It makes me dizzy, these new spells, and I wonder what will be the results of such incantations on the adventurous diners. Will they be enchanted or ensorcelled? Of course I will try such strange delights at least once should I have the opportunity. But for now, I linger on a last memory, looking backward at the magic of older cooks. I visited my father a month before he died. We were, as always, in the kitchen and he wanted to make Champignons á la Grecque, a simple dish and one that I loved.Usually I sat perched on a stool, watching his swift hands, the spices tossed in without the benefit of measuring, a certain bottle of wine upended with a flourish, some of it poured into the cook and some into the pot. But this time he was tired and I was the apprentice, following his direction while he sat and watched. It was one of the most poignant moments of my life.

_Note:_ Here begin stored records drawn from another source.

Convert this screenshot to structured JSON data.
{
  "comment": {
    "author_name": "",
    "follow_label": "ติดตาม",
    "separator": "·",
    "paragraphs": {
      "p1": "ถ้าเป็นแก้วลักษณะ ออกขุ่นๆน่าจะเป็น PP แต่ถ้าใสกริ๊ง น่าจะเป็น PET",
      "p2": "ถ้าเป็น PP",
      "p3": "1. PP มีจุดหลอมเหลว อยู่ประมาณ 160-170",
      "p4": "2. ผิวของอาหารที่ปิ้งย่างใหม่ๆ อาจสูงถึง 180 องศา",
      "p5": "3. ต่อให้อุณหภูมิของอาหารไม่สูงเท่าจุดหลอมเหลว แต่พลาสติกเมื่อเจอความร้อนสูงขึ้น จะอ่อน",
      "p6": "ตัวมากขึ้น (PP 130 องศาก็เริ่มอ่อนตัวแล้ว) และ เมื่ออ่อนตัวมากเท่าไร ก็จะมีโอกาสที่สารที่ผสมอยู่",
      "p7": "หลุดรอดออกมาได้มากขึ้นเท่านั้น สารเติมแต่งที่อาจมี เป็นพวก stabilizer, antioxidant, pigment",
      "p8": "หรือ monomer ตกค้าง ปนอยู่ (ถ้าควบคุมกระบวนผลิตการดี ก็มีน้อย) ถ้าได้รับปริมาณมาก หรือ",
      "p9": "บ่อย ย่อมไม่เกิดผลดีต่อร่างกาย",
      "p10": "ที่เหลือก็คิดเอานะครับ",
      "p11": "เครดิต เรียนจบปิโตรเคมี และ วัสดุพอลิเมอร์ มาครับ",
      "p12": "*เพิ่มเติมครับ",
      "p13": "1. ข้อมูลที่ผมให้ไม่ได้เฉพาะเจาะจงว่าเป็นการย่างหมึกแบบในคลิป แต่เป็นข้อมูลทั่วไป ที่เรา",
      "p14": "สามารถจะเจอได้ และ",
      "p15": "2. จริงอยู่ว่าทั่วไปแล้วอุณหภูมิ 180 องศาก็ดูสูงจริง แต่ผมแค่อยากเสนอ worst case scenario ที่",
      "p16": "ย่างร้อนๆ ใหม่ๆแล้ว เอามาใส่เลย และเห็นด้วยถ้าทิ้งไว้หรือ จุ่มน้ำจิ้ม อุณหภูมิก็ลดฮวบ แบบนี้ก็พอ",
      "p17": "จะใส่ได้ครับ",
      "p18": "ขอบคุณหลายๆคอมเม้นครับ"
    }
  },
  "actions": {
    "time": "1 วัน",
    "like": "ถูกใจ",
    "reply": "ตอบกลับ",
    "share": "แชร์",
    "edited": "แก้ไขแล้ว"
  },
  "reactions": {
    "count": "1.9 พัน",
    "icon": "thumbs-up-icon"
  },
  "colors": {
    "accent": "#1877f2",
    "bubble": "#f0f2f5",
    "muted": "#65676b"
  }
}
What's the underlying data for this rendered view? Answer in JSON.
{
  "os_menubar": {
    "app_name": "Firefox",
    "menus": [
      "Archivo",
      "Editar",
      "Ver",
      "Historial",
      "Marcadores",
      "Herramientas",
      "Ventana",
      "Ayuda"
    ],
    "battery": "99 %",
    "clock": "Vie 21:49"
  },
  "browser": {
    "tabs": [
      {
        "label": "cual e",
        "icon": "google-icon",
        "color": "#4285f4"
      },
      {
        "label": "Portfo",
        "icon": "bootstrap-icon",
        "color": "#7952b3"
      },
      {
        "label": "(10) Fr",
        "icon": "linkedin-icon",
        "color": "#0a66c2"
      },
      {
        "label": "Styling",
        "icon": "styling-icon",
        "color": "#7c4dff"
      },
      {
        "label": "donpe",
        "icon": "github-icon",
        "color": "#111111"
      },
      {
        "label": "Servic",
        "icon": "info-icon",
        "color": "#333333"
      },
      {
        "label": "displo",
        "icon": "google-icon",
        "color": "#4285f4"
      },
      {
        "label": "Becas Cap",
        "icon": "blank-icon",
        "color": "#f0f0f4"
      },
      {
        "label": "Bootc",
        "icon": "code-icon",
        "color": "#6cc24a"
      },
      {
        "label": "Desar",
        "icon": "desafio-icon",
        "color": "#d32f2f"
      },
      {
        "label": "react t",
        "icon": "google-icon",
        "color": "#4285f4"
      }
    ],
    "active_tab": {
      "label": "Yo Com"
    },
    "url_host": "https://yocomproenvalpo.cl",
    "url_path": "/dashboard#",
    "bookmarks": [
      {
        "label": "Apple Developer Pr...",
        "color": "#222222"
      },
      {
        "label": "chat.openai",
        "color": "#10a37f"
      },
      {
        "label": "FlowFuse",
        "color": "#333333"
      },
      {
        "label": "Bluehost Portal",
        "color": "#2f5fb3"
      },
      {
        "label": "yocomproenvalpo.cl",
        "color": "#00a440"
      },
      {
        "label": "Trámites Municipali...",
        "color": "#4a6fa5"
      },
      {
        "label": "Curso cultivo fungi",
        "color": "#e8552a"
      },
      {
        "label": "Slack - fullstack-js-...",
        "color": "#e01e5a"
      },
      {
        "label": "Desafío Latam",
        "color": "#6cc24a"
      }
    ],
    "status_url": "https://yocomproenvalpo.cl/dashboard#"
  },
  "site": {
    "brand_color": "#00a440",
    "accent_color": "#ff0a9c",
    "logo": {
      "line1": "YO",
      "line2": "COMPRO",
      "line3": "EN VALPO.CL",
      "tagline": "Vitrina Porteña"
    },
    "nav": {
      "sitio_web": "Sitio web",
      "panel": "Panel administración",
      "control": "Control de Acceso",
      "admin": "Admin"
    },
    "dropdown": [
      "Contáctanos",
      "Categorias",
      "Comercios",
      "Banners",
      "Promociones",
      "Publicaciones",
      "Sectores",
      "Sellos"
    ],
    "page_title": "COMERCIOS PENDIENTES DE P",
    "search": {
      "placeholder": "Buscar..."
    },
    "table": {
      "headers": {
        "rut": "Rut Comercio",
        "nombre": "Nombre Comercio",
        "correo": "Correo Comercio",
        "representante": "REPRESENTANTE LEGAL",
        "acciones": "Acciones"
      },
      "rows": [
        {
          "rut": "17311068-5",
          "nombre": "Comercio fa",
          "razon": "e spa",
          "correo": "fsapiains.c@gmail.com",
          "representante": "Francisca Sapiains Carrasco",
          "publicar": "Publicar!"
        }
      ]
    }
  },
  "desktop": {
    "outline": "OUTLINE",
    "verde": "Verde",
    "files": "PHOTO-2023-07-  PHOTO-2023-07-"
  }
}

Nothing else would have moved him to relinquish his position at stove except the knowledge of his impending death.I listened to his instructions and heard the underlying melancholy in his voice as I chopped, tossed, and stirred. What a final gift this was as I learned the spell that turned the mushrooms into fragrant golden morsels. We ate then, a quiet dinner by candlelight, and for a brief time all the fears, all the anxiety attending the gathering storm of his last days subsided, rolled back by the enchantment of good food.

About the author:
Midori Snyder is an author and teacher. She is also an editor and the webmistress of the Endicott Studio website and Journal of Mythic Arts. For more information, visit her website, In the Labyrinth.

About the artists:
Forest Rogers is an award winning artist who produces mythic figurative sculptures and prints. More of her work can be seen on her website
Photography by Patrick Manning, travel and wedding photographer. For more information on Pat’s work please visit his website.

Text copyright © 2005 by Midori Snyder. This article may not be reproduced without written permission of the author. "Vasilissa the Wise and Baba Yaga" copyright © 2004 by Forest Rogers. Photograph "Supari" copyright © 2005 by Patrick Manning. These art images may not be reproduced without thewritten permission of the artists.